We Bought a Zoo: The Amazing True Story of a Young Family, a Broken Down Zoo, and the 200 Wild Animals That Changed Their Lives Forever by Benjamin Mee might be wish fulfillment for some readers–buy a run down property and restore it to become your dream home. If the property is a farm house in Tuscany, people will sigh and become slightly dreamy-eyed when you tell them about it. But what if the property is a private zoo in Devon?
Just a few years ago Benjamin Mee’s mother decided to sell her long time home, just a short drive from London in a very desirable neighborhood. The property was worth about 1.2 million pounds. One of Mr. Mee’s siblings then found an advertisement for a zoo with a large house on the property, acres of land, and 200 exotic animals including a substantial collection of big cats for sale for at just a bit over 1.2 million pounds. Why not buy the zoo, move Mom and the whole family into the big mansion and run it as a family business.
Mr. Mee was willing to consider it, his mother was interested, his wife was willing to go along, his siblings thought it could be a good idea, his kids thought he was joking but after quite a few rejected offers and long struggle to find a bank willing to loan them the money they needed to fix the zoo up the property was theirs. The story of how they adapted to their new lives among 200 wild animals and how they readied the zoo to open in just about six months makes for entertaining reading. Things do not go smoothly, one of Mr. Mee’s brothers turns against the plan and nearly ruins it, a jaguar escapes, and Mr. Mee’s wife suffers a terminal cancer. But once you’ve become responsible for the lives of 200 wild animals as well as the lively hoods of several dozen employees, you’ve nothing if not focus in your life.
Mr. Mee writes a Do-It-Yourself column for The Guardian and he is most at home when describing how to fix up some part of the zoo or another. He does give the reader enough of the animals and people involved to make them memorable, but he’s most clearly happiest when tools are in use. No one in his family had ever been involved with a zoo before, so their learning curve is very steep, and Mr. Mee does a good job taking his readers along for the ride. We learn all sorts of information about the animals and about zoos from how wolves form their social pecking order based on who gets to eat what part of the goat to how much a barrel of ale in the restaurant costs. It’s all actually very interesting. If you like the sort of program when two people fix up an aging deck just imagine reading about two people fixing up a dilapidated jaguar enclosure with a live jaguar inside it.

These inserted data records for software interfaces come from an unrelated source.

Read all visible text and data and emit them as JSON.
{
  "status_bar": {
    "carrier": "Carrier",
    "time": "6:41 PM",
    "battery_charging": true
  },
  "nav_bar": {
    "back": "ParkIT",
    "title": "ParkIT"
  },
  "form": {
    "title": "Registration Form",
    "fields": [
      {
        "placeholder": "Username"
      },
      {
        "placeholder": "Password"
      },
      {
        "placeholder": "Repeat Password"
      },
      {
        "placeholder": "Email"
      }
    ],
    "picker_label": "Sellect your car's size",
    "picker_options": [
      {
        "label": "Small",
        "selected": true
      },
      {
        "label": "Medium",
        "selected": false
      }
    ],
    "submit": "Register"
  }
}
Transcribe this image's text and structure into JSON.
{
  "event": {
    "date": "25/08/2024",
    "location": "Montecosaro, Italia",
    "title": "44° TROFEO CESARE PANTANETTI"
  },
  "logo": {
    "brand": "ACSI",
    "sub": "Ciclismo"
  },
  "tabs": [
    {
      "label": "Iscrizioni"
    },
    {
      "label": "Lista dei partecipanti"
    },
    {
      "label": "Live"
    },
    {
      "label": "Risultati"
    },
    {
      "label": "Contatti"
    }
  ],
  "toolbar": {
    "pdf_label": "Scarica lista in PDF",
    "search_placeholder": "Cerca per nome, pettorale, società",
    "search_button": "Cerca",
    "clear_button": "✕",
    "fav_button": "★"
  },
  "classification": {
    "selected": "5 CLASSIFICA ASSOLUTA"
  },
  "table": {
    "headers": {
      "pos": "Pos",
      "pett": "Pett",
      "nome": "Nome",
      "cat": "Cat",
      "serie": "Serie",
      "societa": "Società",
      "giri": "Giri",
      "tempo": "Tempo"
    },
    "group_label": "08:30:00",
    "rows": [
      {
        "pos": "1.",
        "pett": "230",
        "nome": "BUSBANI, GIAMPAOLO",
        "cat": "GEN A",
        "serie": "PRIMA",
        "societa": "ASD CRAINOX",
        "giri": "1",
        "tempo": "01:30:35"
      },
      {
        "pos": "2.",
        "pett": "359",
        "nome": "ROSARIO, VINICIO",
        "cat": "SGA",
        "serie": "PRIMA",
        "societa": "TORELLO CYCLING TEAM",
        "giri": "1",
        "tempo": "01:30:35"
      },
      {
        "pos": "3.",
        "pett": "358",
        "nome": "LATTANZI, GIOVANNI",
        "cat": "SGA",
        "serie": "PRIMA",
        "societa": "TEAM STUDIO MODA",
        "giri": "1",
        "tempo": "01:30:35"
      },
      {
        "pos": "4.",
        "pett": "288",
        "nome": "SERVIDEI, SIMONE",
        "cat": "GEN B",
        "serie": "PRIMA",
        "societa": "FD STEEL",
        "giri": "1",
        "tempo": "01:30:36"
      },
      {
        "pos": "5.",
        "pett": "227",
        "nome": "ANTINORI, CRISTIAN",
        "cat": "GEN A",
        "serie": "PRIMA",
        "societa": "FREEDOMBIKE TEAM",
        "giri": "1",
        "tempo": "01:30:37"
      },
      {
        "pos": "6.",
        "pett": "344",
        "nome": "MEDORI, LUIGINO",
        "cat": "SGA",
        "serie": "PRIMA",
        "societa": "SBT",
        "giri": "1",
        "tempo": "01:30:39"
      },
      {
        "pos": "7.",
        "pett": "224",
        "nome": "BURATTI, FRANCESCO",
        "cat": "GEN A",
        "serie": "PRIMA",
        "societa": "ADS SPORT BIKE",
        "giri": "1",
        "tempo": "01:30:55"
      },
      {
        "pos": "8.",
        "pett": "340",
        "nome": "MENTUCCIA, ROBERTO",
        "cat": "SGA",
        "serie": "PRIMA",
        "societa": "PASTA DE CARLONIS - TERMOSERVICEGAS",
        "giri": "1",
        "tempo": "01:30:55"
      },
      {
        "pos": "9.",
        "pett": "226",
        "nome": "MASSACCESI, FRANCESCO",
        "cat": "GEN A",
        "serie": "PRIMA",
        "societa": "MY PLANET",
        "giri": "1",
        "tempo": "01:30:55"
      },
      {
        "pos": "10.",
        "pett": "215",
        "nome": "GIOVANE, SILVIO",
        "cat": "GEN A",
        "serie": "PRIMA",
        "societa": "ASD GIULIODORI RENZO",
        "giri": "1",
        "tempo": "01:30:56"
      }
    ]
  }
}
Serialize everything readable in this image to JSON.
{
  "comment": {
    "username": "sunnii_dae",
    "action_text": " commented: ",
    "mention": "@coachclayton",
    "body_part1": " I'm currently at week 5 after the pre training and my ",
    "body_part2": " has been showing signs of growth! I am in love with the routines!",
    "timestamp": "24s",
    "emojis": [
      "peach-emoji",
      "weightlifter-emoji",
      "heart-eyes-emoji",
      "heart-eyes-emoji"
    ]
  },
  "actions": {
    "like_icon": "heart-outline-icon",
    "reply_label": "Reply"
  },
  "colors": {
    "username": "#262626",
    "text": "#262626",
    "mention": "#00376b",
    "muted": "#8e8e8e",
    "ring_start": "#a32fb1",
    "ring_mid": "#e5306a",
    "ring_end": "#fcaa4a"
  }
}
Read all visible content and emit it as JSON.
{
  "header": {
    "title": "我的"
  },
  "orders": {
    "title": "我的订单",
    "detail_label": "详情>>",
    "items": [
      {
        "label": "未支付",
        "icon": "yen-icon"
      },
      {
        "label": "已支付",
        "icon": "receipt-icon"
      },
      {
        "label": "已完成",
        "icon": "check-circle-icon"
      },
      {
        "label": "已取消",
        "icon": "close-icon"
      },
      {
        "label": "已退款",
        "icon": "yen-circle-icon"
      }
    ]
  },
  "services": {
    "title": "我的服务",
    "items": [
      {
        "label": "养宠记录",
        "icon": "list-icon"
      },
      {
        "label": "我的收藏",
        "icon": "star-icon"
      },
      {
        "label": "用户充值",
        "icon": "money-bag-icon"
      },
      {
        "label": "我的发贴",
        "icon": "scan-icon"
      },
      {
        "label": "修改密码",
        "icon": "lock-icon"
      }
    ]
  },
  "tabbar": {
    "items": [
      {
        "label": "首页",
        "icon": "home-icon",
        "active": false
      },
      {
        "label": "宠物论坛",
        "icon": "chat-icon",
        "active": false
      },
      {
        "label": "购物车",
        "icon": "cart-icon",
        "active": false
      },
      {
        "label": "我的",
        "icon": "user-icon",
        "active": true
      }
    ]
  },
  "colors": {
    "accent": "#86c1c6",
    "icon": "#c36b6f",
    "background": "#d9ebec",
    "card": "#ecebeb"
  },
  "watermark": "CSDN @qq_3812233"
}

I never really gave zoos much thought before reading We Bought a Zoo, I’ve enjoyed most of the ones I’ve been to, but I’m not a devotee of them by any means. I’m also not that crazy about DIY shows either, though I did watch Trading Spaces mainly to see how horrified people were when they saw what their friends had done to their bedrooms. However, I found We Bought a Zoo to be entertaining, informative and at times touching. If you’re looking for a summer read, I think you could do well to consider We Bought a Zoo by Benjamin Mee.
You can find the website for the Dartmoor Zoological Park, the zoo Mr. Mee’s family bought here. They are open daily from 10 to 6 during the summer months and from 10 to 4 the rest of the year. If anyone has been there I’d love to hear what you thought of it.
I’ve slightly changed my mind about zoos since I first read and reviewed this book for my old blog Ready When You Are, C.B., back in 2009. My opinion of this book still stands, but I’m more a an overall zoo skeptic at this point. I’m not opposed to them completely, but I’m inclined to look at them on a species by species basis.